(Records for the exercise):
______________________________

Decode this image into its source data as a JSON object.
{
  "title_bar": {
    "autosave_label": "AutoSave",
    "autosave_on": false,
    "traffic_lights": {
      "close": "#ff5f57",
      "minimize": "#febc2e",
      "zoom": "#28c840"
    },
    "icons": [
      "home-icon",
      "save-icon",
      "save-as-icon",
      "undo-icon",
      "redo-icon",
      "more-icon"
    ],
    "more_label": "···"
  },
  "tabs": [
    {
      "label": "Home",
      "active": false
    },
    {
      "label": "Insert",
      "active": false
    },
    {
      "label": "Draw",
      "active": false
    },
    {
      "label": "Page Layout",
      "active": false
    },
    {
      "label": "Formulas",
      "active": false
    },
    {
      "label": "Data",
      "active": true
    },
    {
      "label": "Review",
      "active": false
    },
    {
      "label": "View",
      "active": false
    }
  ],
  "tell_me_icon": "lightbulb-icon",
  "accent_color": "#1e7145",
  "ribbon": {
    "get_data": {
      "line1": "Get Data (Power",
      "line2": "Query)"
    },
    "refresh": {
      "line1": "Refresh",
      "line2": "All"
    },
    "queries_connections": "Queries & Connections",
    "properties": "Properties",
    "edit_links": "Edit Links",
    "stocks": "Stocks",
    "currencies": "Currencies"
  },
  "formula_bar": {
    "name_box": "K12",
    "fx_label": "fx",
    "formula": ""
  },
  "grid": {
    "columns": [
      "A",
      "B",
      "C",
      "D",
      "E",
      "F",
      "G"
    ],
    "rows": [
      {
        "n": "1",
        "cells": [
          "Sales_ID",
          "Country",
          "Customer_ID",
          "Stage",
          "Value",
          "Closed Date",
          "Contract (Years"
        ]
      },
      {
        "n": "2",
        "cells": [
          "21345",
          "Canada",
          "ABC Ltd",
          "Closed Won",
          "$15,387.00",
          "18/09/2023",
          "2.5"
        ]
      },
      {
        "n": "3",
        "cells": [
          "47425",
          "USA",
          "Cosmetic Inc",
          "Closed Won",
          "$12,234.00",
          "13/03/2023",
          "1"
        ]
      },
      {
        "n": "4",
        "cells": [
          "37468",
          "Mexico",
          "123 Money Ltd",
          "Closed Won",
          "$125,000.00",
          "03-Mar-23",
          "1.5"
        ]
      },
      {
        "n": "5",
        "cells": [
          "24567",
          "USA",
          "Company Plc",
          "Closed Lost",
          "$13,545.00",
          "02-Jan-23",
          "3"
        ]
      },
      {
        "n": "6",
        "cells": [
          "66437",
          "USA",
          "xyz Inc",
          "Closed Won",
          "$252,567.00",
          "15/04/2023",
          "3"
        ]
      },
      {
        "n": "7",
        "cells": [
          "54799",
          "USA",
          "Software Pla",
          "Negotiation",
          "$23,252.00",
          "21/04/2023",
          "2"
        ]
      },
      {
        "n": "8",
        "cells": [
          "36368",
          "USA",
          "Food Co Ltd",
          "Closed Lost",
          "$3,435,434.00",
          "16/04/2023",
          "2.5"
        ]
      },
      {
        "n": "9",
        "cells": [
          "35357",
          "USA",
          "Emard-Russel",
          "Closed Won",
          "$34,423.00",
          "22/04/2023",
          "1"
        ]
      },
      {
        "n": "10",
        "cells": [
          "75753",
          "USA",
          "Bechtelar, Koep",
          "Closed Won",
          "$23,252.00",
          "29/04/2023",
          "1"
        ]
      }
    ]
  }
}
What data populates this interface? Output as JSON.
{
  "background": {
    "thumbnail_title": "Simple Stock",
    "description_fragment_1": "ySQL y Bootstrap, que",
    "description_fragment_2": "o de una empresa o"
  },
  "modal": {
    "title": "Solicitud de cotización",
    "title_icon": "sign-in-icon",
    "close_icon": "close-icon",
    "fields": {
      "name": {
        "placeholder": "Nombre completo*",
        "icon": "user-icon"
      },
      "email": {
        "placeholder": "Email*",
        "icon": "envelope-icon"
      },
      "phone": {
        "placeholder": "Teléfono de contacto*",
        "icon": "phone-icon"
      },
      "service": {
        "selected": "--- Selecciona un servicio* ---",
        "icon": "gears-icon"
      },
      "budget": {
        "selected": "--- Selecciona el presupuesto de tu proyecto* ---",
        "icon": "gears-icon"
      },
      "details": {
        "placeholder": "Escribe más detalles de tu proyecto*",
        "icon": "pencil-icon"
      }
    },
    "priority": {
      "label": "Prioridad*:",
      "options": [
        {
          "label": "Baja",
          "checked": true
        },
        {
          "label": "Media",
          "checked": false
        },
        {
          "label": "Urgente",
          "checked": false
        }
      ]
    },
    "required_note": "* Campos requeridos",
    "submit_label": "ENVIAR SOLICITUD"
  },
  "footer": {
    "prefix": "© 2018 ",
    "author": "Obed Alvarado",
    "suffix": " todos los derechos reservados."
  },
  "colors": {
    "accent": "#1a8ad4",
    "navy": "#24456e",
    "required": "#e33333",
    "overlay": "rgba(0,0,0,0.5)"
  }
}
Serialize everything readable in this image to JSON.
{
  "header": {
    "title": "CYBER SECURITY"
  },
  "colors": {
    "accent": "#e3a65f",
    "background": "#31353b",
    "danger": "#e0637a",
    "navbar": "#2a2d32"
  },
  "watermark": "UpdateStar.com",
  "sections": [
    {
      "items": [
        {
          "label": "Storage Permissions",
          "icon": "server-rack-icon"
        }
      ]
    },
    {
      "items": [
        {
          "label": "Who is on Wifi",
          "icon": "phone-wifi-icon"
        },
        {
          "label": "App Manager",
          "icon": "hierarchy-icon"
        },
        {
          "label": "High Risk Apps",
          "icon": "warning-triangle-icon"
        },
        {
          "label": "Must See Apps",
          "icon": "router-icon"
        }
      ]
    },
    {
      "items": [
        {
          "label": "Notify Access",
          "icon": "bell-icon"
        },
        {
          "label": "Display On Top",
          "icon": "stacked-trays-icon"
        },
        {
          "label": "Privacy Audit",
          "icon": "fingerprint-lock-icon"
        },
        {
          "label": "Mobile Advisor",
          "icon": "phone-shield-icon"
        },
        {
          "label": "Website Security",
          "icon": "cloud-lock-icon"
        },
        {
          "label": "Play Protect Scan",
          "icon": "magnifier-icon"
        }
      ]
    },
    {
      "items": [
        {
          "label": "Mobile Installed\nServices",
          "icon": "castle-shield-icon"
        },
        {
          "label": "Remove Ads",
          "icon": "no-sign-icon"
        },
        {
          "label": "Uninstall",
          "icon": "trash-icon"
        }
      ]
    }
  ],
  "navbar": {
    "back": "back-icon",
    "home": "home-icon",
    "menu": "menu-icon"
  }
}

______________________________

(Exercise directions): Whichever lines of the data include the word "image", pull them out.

(Written reply):
Decode this image into its source data as a JSON object.
Serialize everything readable in this image to JSON.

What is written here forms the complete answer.